In my opinion, the Unite’s exemplary design falls short in one main point – the surroundings. The developed building is placed on the site without using advantage of it, or allowing the building to expand to the outside. Although Le Corbusier does not have the part-to-whole problem, he has the object to field problem, the object seems to always be submissive and passive to the environment it’s placed, with no alteration to its surrounding. This is where the architect is not a planner and has limited his tools to the traditional notion of ‘architects do buildings’. The site is viewed as a two-dimensional plan that an house many ‘objects’ on it, through this relationship, the in between is ignored and a negative space in the figure ground is created, due to the lack of connectivity of the many parts of one building to the other parts of another, this seems to have come from his previous work on Plan Voisin.

When working on the location of the Plan Voisin, Le Corbusier opposed the idea of moving to a new area and planned for the city center instead, as he believed that the center held a great symbolic value that could not be recreated.
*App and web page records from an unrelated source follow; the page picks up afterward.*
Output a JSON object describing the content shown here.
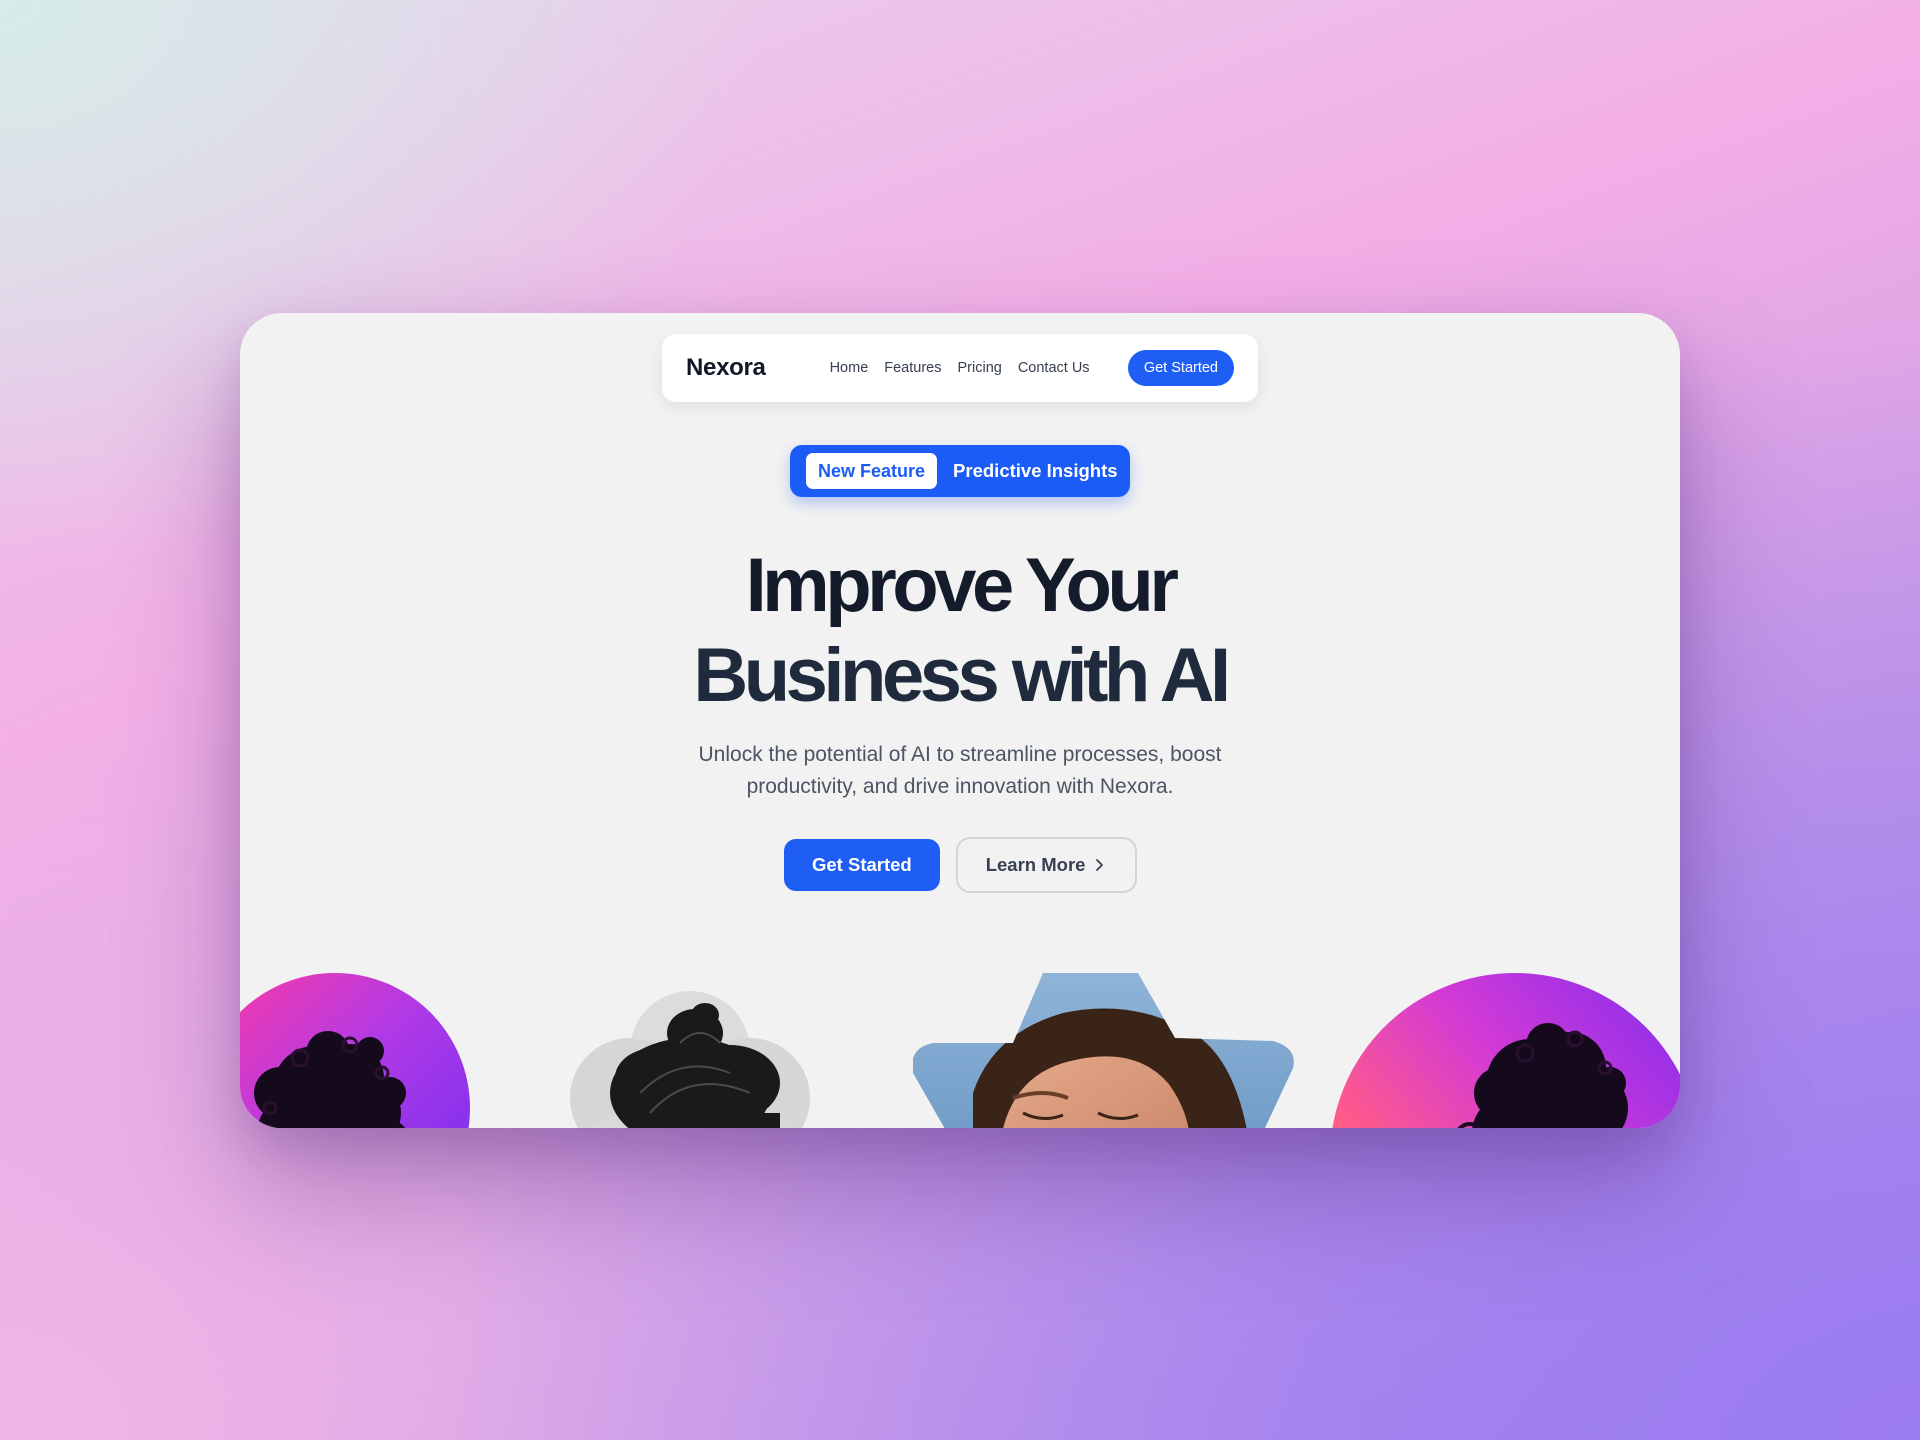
{
  "brand": {
    "name": "Nexora"
  },
  "nav": {
    "links": [
      "Home",
      "Features",
      "Pricing",
      "Contact Us"
    ],
    "cta_label": "Get Started"
  },
  "badge": {
    "pill_label": "New Feature",
    "text": "Predictive Insights"
  },
  "hero": {
    "headline_line1": "Improve Your",
    "headline_line2": "Business with AI",
    "subtitle": "Unlock the potential of AI to streamline processes, boost productivity, and drive innovation with Nexora.",
    "primary_cta": "Get Started",
    "secondary_cta": "Learn More"
  },
  "gallery": {
    "items": [
      "portrait-curly-hair-gradient",
      "portrait-grayscale-flower-shape",
      "portrait-woman-eyes-closed-star-shape",
      "portrait-glasses-gradient"
    ]
  },
  "colors": {
    "accent": "#1e5ef5",
    "card_background": "#f2f2f2",
    "headline": "#141c2c"
  }
}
The exaggerated verticality of the plan is due to Le Corbusier’s attempt at replacing the horizontal congestion of Paris with skyscrapers, this also meant the expansion of the oppressively narrow and dark streets into wide streets that could accommodate traffic and the safety of pedestrians.
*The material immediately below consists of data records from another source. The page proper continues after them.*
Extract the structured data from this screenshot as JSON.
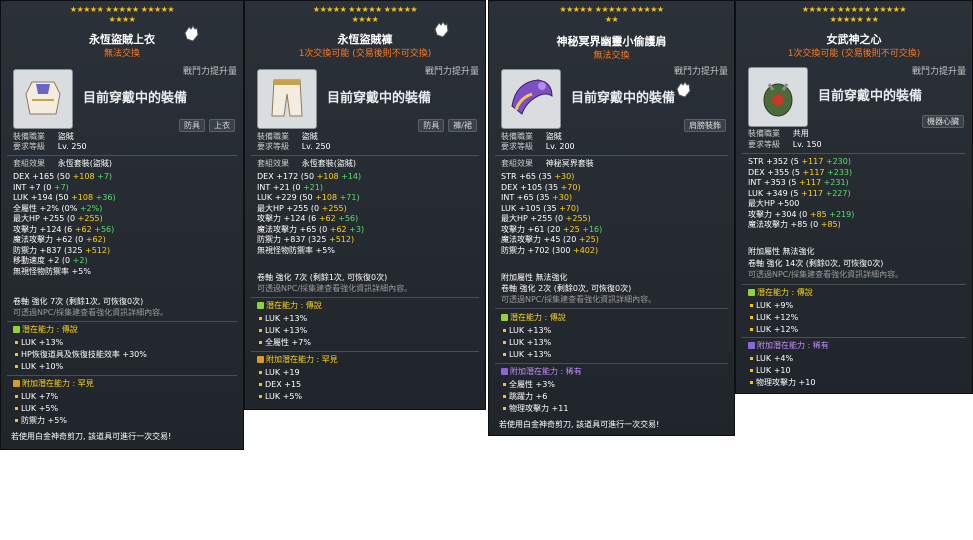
{
  "panels": [
    {
      "stars_line1": "★★★★★ ★★★★★ ★★★★★",
      "stars_line2": "★★★★",
      "title": "永恆盜賊上衣",
      "subtitle": "無法交換",
      "growth_label": "戰鬥力提升量",
      "equipped_label": "目前穿戴中的裝備",
      "tags": [
        "防具",
        "上衣"
      ],
      "job_label": "裝備職業",
      "job_value": "盜賊",
      "level_label": "要求等級",
      "level_value": "Lv. 250",
      "set_label": "套組效果",
      "set_value": "永恆套裝(盜賊)",
      "stats": [
        {
          "name": "DEX",
          "base": "+165",
          "detail": "(50",
          "bonus": "+108",
          "extra": "+7)"
        },
        {
          "name": "INT",
          "base": "+7",
          "detail": "(0",
          "bonus": "",
          "extra": "+7)"
        },
        {
          "name": "LUK",
          "base": "+194",
          "detail": "(50",
          "bonus": "+108",
          "extra": "+36)"
        },
        {
          "name": "全屬性",
          "base": "+2%",
          "detail": "(0%",
          "bonus": "",
          "extra": "+2%)"
        },
        {
          "name": "最大HP",
          "base": "+255",
          "detail": "(0",
          "bonus": "+255)",
          "extra": ""
        },
        {
          "name": "攻擊力",
          "base": "+124",
          "detail": "(6",
          "bonus": "+62",
          "extra": "+56)"
        },
        {
          "name": "魔法攻擊力",
          "base": "+62",
          "detail": "(0",
          "bonus": "+62)",
          "extra": ""
        },
        {
          "name": "防禦力",
          "base": "+837",
          "detail": "(325",
          "bonus": "+512)",
          "extra": ""
        },
        {
          "name": "移動速度",
          "base": "+2",
          "detail": "(0",
          "bonus": "",
          "extra": "+2)"
        },
        {
          "name": "無視怪物防禦率",
          "base": "+5%",
          "detail": "",
          "bonus": "",
          "extra": ""
        }
      ],
      "scroll_line": "卷軸 強化 7次 (剩餘1次, 可恢復0次)",
      "scroll_note": "可透過NPC/採集建查看強化資訊詳細內容。",
      "pot_title": "潛在能力 : 傳說",
      "pot_lines": [
        "LUK +13%",
        "HP恢復道具及恢復技能效率 +30%",
        "LUK +10%"
      ],
      "add_title": "附加潛在能力 : 罕見",
      "add_lines": [
        "LUK +7%",
        "LUK +5%",
        "防禦力 +5%"
      ],
      "footer": "若使用白金神奇剪刀, 該道具可進行一次交易!"
    },
    {
      "stars_line1": "★★★★★ ★★★★★ ★★★★★",
      "stars_line2": "★★★★",
      "title": "永恆盜賊褲",
      "subtitle": "1次交換可能 (交易後則不可交換)",
      "growth_label": "戰鬥力提升量",
      "equipped_label": "目前穿戴中的裝備",
      "tags": [
        "防具",
        "褲/裙"
      ],
      "job_label": "裝備職業",
      "job_value": "盜賊",
      "level_label": "要求等級",
      "level_value": "Lv. 250",
      "set_label": "套組效果",
      "set_value": "永恆套裝(盜賊)",
      "stats": [
        {
          "name": "DEX",
          "base": "+172",
          "detail": "(50",
          "bonus": "+108",
          "extra": "+14)"
        },
        {
          "name": "INT",
          "base": "+21",
          "detail": "(0",
          "bonus": "",
          "extra": "+21)"
        },
        {
          "name": "LUK",
          "base": "+229",
          "detail": "(50",
          "bonus": "+108",
          "extra": "+71)"
        },
        {
          "name": "最大HP",
          "base": "+255",
          "detail": "(0",
          "bonus": "+255)",
          "extra": ""
        },
        {
          "name": "攻擊力",
          "base": "+124",
          "detail": "(6",
          "bonus": "+62",
          "extra": "+56)"
        },
        {
          "name": "魔法攻擊力",
          "base": "+65",
          "detail": "(0",
          "bonus": "+62",
          "extra": "+3)"
        },
        {
          "name": "防禦力",
          "base": "+837",
          "detail": "(325",
          "bonus": "+512)",
          "extra": ""
        },
        {
          "name": "無視怪物防禦率",
          "base": "+5%",
          "detail": "",
          "bonus": "",
          "extra": ""
        }
      ],
      "scroll_line": "卷軸 強化 7次 (剩餘1次, 可恢復0次)",
      "scroll_note": "可透過NPC/採集建查看強化資訊詳細內容。",
      "pot_title": "潛在能力 : 傳說",
      "pot_lines": [
        "LUK +13%",
        "LUK +13%",
        "全屬性 +7%"
      ],
      "add_title": "附加潛在能力 : 罕見",
      "add_lines": [
        "LUK +19",
        "DEX +15",
        "LUK +5%"
      ],
      "footer": ""
    },
    {
      "stars_line1": "★★★★★ ★★★★★ ★★★★★",
      "stars_line2": "★★",
      "title": "神秘冥界幽靈小偷護肩",
      "subtitle": "無法交換",
      "growth_label": "戰鬥力提升量",
      "equipped_label": "目前穿戴中的裝備",
      "tags": [
        "肩膀裝飾"
      ],
      "job_label": "裝備職業",
      "job_value": "盜賊",
      "level_label": "要求等級",
      "level_value": "Lv. 200",
      "set_label": "套組效果",
      "set_value": "神秘冥界套裝",
      "stats": [
        {
          "name": "STR",
          "base": "+65",
          "detail": "(35",
          "bonus": "+30)",
          "extra": ""
        },
        {
          "name": "DEX",
          "base": "+105",
          "detail": "(35",
          "bonus": "+70)",
          "extra": ""
        },
        {
          "name": "INT",
          "base": "+65",
          "detail": "(35",
          "bonus": "+30)",
          "extra": ""
        },
        {
          "name": "LUK",
          "base": "+105",
          "detail": "(35",
          "bonus": "+70)",
          "extra": ""
        },
        {
          "name": "最大HP",
          "base": "+255",
          "detail": "(0",
          "bonus": "+255)",
          "extra": ""
        },
        {
          "name": "攻擊力",
          "base": "+61",
          "detail": "(20",
          "bonus": "+25",
          "extra": "+16)"
        },
        {
          "name": "魔法攻擊力",
          "base": "+45",
          "detail": "(20",
          "bonus": "+25)",
          "extra": ""
        },
        {
          "name": "防禦力",
          "base": "+702",
          "detail": "(300",
          "bonus": "+402)",
          "extra": ""
        }
      ],
      "extra_line": "附加屬性 無法強化",
      "scroll_line": "卷軸 強化 2次 (剩餘0次, 可恢復0次)",
      "scroll_note": "可透過NPC/採集建查看強化資訊詳細內容。",
      "pot_title": "潛在能力 : 傳說",
      "pot_lines": [
        "LUK +13%",
        "LUK +13%",
        "LUK +13%"
      ],
      "add_title": "附加潛在能力 : 稀有",
      "add_lines": [
        "全屬性 +3%",
        "跳躍力 +6",
        "物理攻擊力 +11"
      ],
      "footer": "若使用白金神奇剪刀, 該道具可進行一次交易!"
    },
    {
      "stars_line1": "★★★★★ ★★★★★ ★★★★★",
      "stars_line2": "★★★★★ ★★",
      "title": "女武神之心",
      "subtitle": "1次交換可能 (交易後則不可交換)",
      "growth_label": "戰鬥力提升量",
      "equipped_label": "目前穿戴中的裝備",
      "tags": [
        "機器心臟"
      ],
      "job_label": "裝備職業",
      "job_value": "共用",
      "level_label": "要求等級",
      "level_value": "Lv. 150",
      "stats": [
        {
          "name": "STR",
          "base": "+352",
          "detail": "(5",
          "bonus": "+117",
          "extra": "+230)"
        },
        {
          "name": "DEX",
          "base": "+355",
          "detail": "(5",
          "bonus": "+117",
          "extra": "+233)"
        },
        {
          "name": "INT",
          "base": "+353",
          "detail": "(5",
          "bonus": "+117",
          "extra": "+231)"
        },
        {
          "name": "LUK",
          "base": "+349",
          "detail": "(5",
          "bonus": "+117",
          "extra": "+227)"
        },
        {
          "name": "最大HP",
          "base": "+500",
          "detail": "",
          "bonus": "",
          "extra": ""
        },
        {
          "name": "攻擊力",
          "base": "+304",
          "detail": "(0",
          "bonus": "+85",
          "extra": "+219)"
        },
        {
          "name": "魔法攻擊力",
          "base": "+85",
          "detail": "(0",
          "bonus": "+85)",
          "extra": ""
        }
      ],
      "extra_line": "附加屬性 無法強化",
      "scroll_line": "卷軸 強化 14次 (剩餘0次, 可恢復0次)",
      "scroll_note": "可透過NPC/採集建查看強化資訊詳細內容。",
      "pot_title": "潛在能力 : 傳說",
      "pot_lines": [
        "LUK +9%",
        "LUK +12%",
        "LUK +12%"
      ],
      "add_title": "附加潛在能力 : 稀有",
      "add_lines": [
        "LUK +4%",
        "LUK +10",
        "物理攻擊力 +10"
      ],
      "footer": ""
    }
  ]
}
Flight of Fight

With the birth of the vertical cities, architects have become experts at organizing urban densities. However, there is now an opportunity for architecture to interconnect and become its own network as a tool for urban planning. Otherwise, it would have truly reached a stagnation point that can only develop formally. The Plan Voisin attempts to balance the geometrical infrastructure and architecture with a more natural layout of parkland. Nonetheless, one cannot ignore the mega massing of architecture versus landscape, which seems to be one of the first major missteps that have isolated the urban planners from the architects, pushing us towards decorating the urban fabric, rather than designing the entire cut. In addition, Le Corbusier’s belief that the center must remain the center in order to be able to accommodate the plan he proposes the conversion of Paris into a tabula rasa which is an extreme application of Koolhaas’s modern phrase ‘Fuck Context’. Nicolai Ouroussoff once described Koolhaas as ‘a reluctant architect.’7 I disagree. In fact, Koolhaas is in constant oscillation between the built and unbuilt. It reflects his metropolitan mindset, between buildings and their arrangements (the city), reflecting not reluctance but commitment to this precarious balance. While many architects are happily contained in plot lines, designing objects for the landscape, Koolhaas decides to bring the field into the object, allowing for a distortion of the inside, outside and the in between, which creates an extremely unique moment of ‘alles ist architektur.’8 This creates an endless process of connectivity and the elimination of the line that was drawn by planners between architecture and what is not, allowing the architecture to finally expand its territory and develop the in between. Through these means, the field can overcome its stagnation, and reoccupy its place as the city’s architect.